◆ WHAT YOU HAVE TO DO
Your task is to restate the data word for word.

◆ DATA FOR ANALYSIS

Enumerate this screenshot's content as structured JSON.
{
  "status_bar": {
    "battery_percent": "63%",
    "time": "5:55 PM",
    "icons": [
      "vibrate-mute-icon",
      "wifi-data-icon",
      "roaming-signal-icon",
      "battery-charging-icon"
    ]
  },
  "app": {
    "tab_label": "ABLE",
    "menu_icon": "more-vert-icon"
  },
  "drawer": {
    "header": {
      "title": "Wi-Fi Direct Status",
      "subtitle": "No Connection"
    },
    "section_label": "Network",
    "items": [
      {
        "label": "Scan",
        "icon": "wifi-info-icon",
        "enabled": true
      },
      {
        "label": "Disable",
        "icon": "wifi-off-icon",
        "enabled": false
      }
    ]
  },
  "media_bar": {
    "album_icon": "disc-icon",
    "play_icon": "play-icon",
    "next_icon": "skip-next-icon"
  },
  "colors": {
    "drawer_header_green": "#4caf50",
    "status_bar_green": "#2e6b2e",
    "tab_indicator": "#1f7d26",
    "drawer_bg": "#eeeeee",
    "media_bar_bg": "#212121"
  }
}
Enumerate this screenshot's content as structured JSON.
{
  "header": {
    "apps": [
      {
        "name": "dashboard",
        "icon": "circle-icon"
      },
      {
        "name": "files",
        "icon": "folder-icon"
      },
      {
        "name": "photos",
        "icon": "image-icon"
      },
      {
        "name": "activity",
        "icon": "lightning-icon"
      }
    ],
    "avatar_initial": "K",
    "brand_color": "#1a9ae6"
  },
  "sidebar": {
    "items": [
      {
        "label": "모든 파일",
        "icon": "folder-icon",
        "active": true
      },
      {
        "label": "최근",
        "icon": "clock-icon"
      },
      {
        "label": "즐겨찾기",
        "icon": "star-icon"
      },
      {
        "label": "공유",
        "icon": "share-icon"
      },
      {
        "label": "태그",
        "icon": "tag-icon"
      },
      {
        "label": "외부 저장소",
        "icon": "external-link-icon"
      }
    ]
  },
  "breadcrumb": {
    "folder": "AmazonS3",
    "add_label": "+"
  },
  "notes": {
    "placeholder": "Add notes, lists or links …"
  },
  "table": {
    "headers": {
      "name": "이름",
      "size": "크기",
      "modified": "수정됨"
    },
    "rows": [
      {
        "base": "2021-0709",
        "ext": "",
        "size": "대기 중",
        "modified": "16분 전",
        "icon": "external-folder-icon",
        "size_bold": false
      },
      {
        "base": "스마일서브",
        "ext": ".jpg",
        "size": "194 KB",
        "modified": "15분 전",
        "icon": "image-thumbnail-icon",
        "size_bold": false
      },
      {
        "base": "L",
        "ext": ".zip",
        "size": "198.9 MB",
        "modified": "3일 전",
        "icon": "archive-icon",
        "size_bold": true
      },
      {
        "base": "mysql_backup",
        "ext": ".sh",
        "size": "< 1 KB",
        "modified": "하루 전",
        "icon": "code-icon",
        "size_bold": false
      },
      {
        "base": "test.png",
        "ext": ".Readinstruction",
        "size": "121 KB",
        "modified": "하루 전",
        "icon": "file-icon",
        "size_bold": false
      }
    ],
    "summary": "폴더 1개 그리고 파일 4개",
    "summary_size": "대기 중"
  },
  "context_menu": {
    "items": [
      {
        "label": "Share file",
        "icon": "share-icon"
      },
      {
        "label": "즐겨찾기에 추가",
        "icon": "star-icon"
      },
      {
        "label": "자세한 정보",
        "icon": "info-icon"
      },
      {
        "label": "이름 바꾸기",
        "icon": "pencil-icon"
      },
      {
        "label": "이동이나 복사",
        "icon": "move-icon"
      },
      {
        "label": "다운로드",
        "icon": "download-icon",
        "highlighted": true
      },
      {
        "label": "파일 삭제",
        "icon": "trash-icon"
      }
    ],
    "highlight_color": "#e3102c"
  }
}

◆ EXERCISE RESULT
Enumerate this screenshot's content as structured JSON.
{
  "status_bar": {
    "battery_percent": "63%",
    "time": "5:55 PM",
    "icons": [
      "vibrate-mute-icon",
      "wifi-data-icon",
      "roaming-signal-icon",
      "battery-charging-icon"
    ]
  },
  "app": {
    "tab_label": "ABLE",
    "menu_icon": "more-vert-icon"
  },
  "drawer": {
    "header": {
      "title": "Wi-Fi Direct Status",
      "subtitle": "No Connection"
    },
    "section_label": "Network",
    "items": [
      {
        "label": "Scan",
        "icon": "wifi-info-icon",
        "enabled": true
      },
      {
        "label": "Disable",
        "icon": "wifi-off-icon",
        "enabled": false
      }
    ]
  },
  "media_bar": {
    "album_icon": "disc-icon",
    "play_icon": "play-icon",
    "next_icon": "skip-next-icon"
  },
  "colors": {
    "drawer_header_green": "#4caf50",
    "status_bar_green": "#2e6b2e",
    "tab_indicator": "#1f7d26",
    "drawer_bg": "#eeeeee",
    "media_bar_bg": "#212121"
  }
}
Enumerate this screenshot's content as structured JSON.
{
  "header": {
    "apps": [
      {
        "name": "dashboard",
        "icon": "circle-icon"
      },
      {
        "name": "files",
        "icon": "folder-icon"
      },
      {
        "name": "photos",
        "icon": "image-icon"
      },
      {
        "name": "activity",
        "icon": "lightning-icon"
      }
    ],
    "avatar_initial": "K",
    "brand_color": "#1a9ae6"
  },
  "sidebar": {
    "items": [
      {
        "label": "모든 파일",
        "icon": "folder-icon",
        "active": true
      },
      {
        "label": "최근",
        "icon": "clock-icon"
      },
      {
        "label": "즐겨찾기",
        "icon": "star-icon"
      },
      {
        "label": "공유",
        "icon": "share-icon"
      },
      {
        "label": "태그",
        "icon": "tag-icon"
      },
      {
        "label": "외부 저장소",
        "icon": "external-link-icon"
      }
    ]
  },
  "breadcrumb": {
    "folder": "AmazonS3",
    "add_label": "+"
  },
  "notes": {
    "placeholder": "Add notes, lists or links …"
  },
  "table": {
    "headers": {
      "name": "이름",
      "size": "크기",
      "modified": "수정됨"
    },
    "rows": [
      {
        "base": "2021-0709",
        "ext": "",
        "size": "대기 중",
        "modified": "16분 전",
        "icon": "external-folder-icon",
        "size_bold": false
      },
      {
        "base": "스마일서브",
        "ext": ".jpg",
        "size": "194 KB",
        "modified": "15분 전",
        "icon": "image-thumbnail-icon",
        "size_bold": false
      },
      {
        "base": "L",
        "ext": ".zip",
        "size": "198.9 MB",
        "modified": "3일 전",
        "icon": "archive-icon",
        "size_bold": true
      },
      {
        "base": "mysql_backup",
        "ext": ".sh",
        "size": "< 1 KB",
        "modified": "하루 전",
        "icon": "code-icon",
        "size_bold": false
      },
      {
        "base": "test.png",
        "ext": ".Readinstruction",
        "size": "121 KB",
        "modified": "하루 전",
        "icon": "file-icon",
        "size_bold": false
      }
    ],
    "summary": "폴더 1개 그리고 파일 4개",
    "summary_size": "대기 중"
  },
  "context_menu": {
    "items": [
      {
        "label": "Share file",
        "icon": "share-icon"
      },
      {
        "label": "즐겨찾기에 추가",
        "icon": "star-icon"
      },
      {
        "label": "자세한 정보",
        "icon": "info-icon"
      },
      {
        "label": "이름 바꾸기",
        "icon": "pencil-icon"
      },
      {
        "label": "이동이나 복사",
        "icon": "move-icon"
      },
      {
        "label": "다운로드",
        "icon": "download-icon",
        "highlighted": true
      },
      {
        "label": "파일 삭제",
        "icon": "trash-icon"
      }
    ],
    "highlight_color": "#e3102c"
  }
}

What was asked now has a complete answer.